● **Directions**: Copy all lines in the data that contain the string "kind".

● **Data excerpts**:
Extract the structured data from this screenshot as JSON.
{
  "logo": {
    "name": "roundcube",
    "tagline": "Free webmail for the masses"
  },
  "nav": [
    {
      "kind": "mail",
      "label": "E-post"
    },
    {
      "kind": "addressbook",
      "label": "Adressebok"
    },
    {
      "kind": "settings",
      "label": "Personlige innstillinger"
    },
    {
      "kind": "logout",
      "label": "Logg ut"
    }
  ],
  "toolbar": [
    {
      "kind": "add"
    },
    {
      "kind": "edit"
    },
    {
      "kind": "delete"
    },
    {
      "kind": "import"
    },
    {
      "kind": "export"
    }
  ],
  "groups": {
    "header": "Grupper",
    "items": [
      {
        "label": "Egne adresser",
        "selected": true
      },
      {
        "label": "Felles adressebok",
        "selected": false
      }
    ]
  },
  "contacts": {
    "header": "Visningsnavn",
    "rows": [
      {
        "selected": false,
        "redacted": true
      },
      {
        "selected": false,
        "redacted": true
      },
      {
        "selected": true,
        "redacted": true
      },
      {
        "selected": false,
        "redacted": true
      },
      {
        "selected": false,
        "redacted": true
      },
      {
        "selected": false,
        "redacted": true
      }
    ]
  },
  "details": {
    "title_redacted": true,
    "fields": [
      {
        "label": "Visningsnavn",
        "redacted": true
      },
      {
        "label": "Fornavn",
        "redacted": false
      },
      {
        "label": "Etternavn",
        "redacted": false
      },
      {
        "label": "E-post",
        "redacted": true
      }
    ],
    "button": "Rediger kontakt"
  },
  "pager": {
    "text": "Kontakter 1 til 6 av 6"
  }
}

● **Output**:
      "kind": "mail",
      "kind": "addressbook",
      "kind": "settings",
      "kind": "logout",
      "kind": "add"
      "kind": "edit"
      "kind": "delete"
      "kind": "import"
      "kind": "export"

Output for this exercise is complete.